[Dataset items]
--- START ---

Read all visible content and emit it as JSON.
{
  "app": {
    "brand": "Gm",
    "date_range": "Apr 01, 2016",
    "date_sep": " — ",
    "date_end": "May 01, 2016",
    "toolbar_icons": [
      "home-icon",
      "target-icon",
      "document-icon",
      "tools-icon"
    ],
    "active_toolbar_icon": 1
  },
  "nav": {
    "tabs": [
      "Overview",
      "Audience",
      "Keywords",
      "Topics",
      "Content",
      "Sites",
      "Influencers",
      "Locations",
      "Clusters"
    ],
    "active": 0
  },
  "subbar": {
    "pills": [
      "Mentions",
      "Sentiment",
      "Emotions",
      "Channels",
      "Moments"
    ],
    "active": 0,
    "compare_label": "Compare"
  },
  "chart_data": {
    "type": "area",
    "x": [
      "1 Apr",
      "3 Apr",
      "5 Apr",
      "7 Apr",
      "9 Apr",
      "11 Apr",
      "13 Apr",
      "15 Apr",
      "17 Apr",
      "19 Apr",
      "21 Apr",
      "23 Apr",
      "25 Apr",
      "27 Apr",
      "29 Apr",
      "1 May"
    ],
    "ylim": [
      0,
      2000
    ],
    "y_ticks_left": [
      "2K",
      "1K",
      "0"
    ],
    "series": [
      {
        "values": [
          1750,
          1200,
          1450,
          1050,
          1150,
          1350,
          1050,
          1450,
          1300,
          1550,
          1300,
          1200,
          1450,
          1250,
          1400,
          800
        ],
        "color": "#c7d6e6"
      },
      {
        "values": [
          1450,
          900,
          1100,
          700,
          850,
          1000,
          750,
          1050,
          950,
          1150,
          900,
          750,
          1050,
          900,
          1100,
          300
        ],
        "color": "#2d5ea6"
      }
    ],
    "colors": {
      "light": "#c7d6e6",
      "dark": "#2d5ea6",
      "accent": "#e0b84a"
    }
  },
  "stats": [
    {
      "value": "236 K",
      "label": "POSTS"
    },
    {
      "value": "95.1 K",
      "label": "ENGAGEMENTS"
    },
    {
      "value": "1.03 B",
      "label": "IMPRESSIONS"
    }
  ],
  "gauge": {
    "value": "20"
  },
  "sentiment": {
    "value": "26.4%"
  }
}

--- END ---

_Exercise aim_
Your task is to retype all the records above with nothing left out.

_Written solution_
Read all visible content and emit it as JSON.
{
  "app": {
    "brand": "Gm",
    "date_range": "Apr 01, 2016",
    "date_sep": " — ",
    "date_end": "May 01, 2016",
    "toolbar_icons": [
      "home-icon",
      "target-icon",
      "document-icon",
      "tools-icon"
    ],
    "active_toolbar_icon": 1
  },
  "nav": {
    "tabs": [
      "Overview",
      "Audience",
      "Keywords",
      "Topics",
      "Content",
      "Sites",
      "Influencers",
      "Locations",
      "Clusters"
    ],
    "active": 0
  },
  "subbar": {
    "pills": [
      "Mentions",
      "Sentiment",
      "Emotions",
      "Channels",
      "Moments"
    ],
    "active": 0,
    "compare_label": "Compare"
  },
  "chart_data": {
    "type": "area",
    "x": [
      "1 Apr",
      "3 Apr",
      "5 Apr",
      "7 Apr",
      "9 Apr",
      "11 Apr",
      "13 Apr",
      "15 Apr",
      "17 Apr",
      "19 Apr",
      "21 Apr",
      "23 Apr",
      "25 Apr",
      "27 Apr",
      "29 Apr",
      "1 May"
    ],
    "ylim": [
      0,
      2000
    ],
    "y_ticks_left": [
      "2K",
      "1K",
      "0"
    ],
    "series": [
      {
        "values": [
          1750,
          1200,
          1450,
          1050,
          1150,
          1350,
          1050,
          1450,
          1300,
          1550,
          1300,
          1200,
          1450,
          1250,
          1400,
          800
        ],
        "color": "#c7d6e6"
      },
      {
        "values": [
          1450,
          900,
          1100,
          700,
          850,
          1000,
          750,
          1050,
          950,
          1150,
          900,
          750,
          1050,
          900,
          1100,
          300
        ],
        "color": "#2d5ea6"
      }
    ],
    "colors": {
      "light": "#c7d6e6",
      "dark": "#2d5ea6",
      "accent": "#e0b84a"
    }
  },
  "stats": [
    {
      "value": "236 K",
      "label": "POSTS"
    },
    {
      "value": "95.1 K",
      "label": "ENGAGEMENTS"
    },
    {
      "value": "1.03 B",
      "label": "IMPRESSIONS"
    }
  ],
  "gauge": {
    "value": "20"
  },
  "sentiment": {
    "value": "26.4%"
  }
}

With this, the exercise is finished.